Again, this is the wrong approach in calculating how long will 12V 100Ah battery last - for actual runtime, always check constant current or constant power discharge tables, or at least check the discharge graphs.
When the required power is decreased, the actual differences between these batteries are not as significant. For example, if the batteries are required to provide ~350 watts (300W inverter with 85% efficiency), then:
- UPG UB121000 is able to power such inverter for ~2 hours easily,
- Odyssey 31-PC2150 battery is able to power such inverter for ~2h 20 min - 2h 30 min, even more since Odyssey 31-PC2150 battery recovers very well from deep discharges (just don't abuse that too often!),
- AIMS LFP12V100AB battery is able to power such inverter for almost 3 hours and 40 minutes.
One of the very important features of lithium batteries is that they keep their output voltage very constant and close to their nominal voltage of 12.8 volts.

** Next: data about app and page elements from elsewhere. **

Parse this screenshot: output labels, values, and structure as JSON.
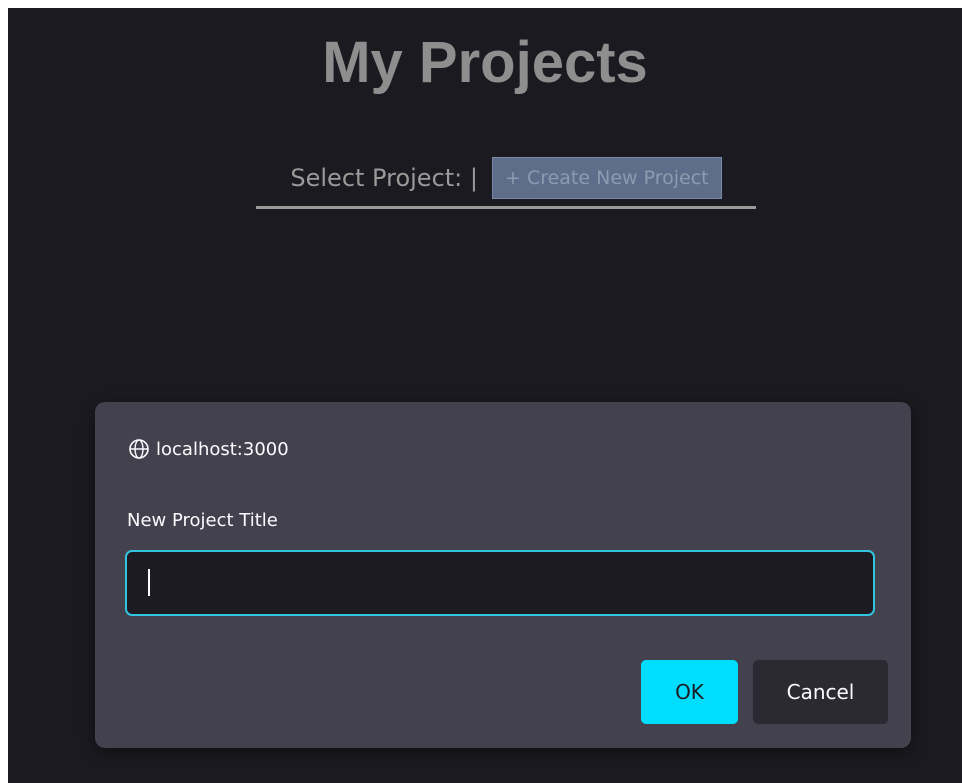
{
  "page": {
    "title": "My Projects",
    "select_label": "Select Project: |",
    "create_button_label": "+ Create New Project"
  },
  "dialog": {
    "origin": "localhost:3000",
    "origin_icon": "globe-icon",
    "prompt_label": "New Project Title",
    "input_value": "",
    "ok_label": "OK",
    "cancel_label": "Cancel"
  },
  "colors": {
    "page_background": "#1a1a20",
    "dialog_background": "#42414d",
    "input_focus_border": "#33c4de",
    "ok_button": "#00ddff",
    "cancel_button": "#2b2a33",
    "create_button": "#5e6e8a"
  }
}
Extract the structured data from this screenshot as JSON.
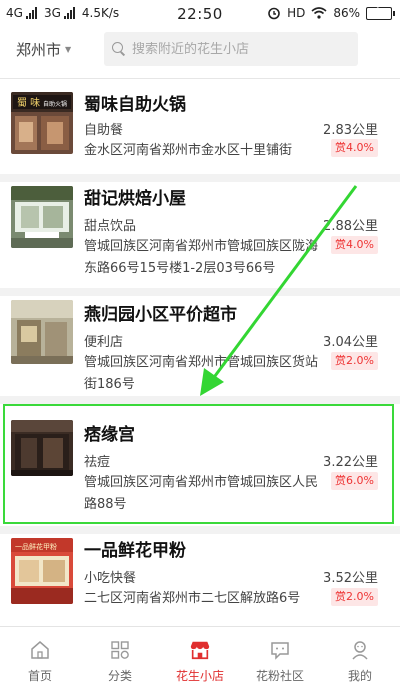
{
  "status": {
    "network1": "4G",
    "network2": "3G",
    "speed": "4.5K/s",
    "time": "22:50",
    "hd": "HD",
    "battery": "86%"
  },
  "header": {
    "city": "郑州市",
    "search_placeholder": "搜索附近的花生小店"
  },
  "shops": [
    {
      "name": "蜀味自助火锅",
      "category": "自助餐",
      "address": "金水区河南省郑州市金水区十里铺街",
      "distance": "2.83公里",
      "reward": "赏4.0%",
      "thumb_text": "蜀 味",
      "thumb_sub": "自助火锅"
    },
    {
      "name": "甜记烘焙小屋",
      "category": "甜点饮品",
      "address": "管城回族区河南省郑州市管城回族区陇海东路66号15号楼1-2层03号66号",
      "distance": "2.88公里",
      "reward": "赏4.0%"
    },
    {
      "name": "燕归园小区平价超市",
      "category": "便利店",
      "address": "管城回族区河南省郑州市管城回族区货站街186号",
      "distance": "3.04公里",
      "reward": "赏2.0%"
    },
    {
      "name": "痞缘宫",
      "category": "祛痘",
      "address": "管城回族区河南省郑州市管城回族区人民路88号",
      "distance": "3.22公里",
      "reward": "赏6.0%"
    },
    {
      "name": "一品鲜花甲粉",
      "category": "小吃快餐",
      "address": "二七区河南省郑州市二七区解放路6号",
      "distance": "3.52公里",
      "reward": "赏2.0%",
      "thumb_text": "一品鲜花甲粉"
    }
  ],
  "nav": [
    {
      "label": "首页",
      "icon": "home-icon"
    },
    {
      "label": "分类",
      "icon": "grid-icon"
    },
    {
      "label": "花生小店",
      "icon": "store-icon",
      "active": true
    },
    {
      "label": "花粉社区",
      "icon": "community-icon"
    },
    {
      "label": "我的",
      "icon": "profile-icon"
    }
  ],
  "colors": {
    "accent": "#e02e2e",
    "highlight": "#3ad93a",
    "badge_bg": "#fde6e6"
  }
}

Of course, these three batteries are used just as an example - many other batteries on the market have similar features, so be sure to choose according to your own needs and preferences.
Long Story Short: In order to accurately determine how long can your 12V 100Ah battery last, You have to check constant power and constant current discharge charts and/or graphs of the battery model that you have and compare them with your intended use and required power/current.
Also, don't forget that in order to get as accurate time as possible, You have to include battery temperature, age, number of cycles, etc.
And in the end, be sure to have some energy/power left for emergencies, just in case.
Note: whatever You do, stay safe - 12V 100Ah batteries commonly belong to the BCI 27 and BCI 31 battery groups, they are able to store plenty of energy and can provide very strong bursts of electricity ... not something to play with ...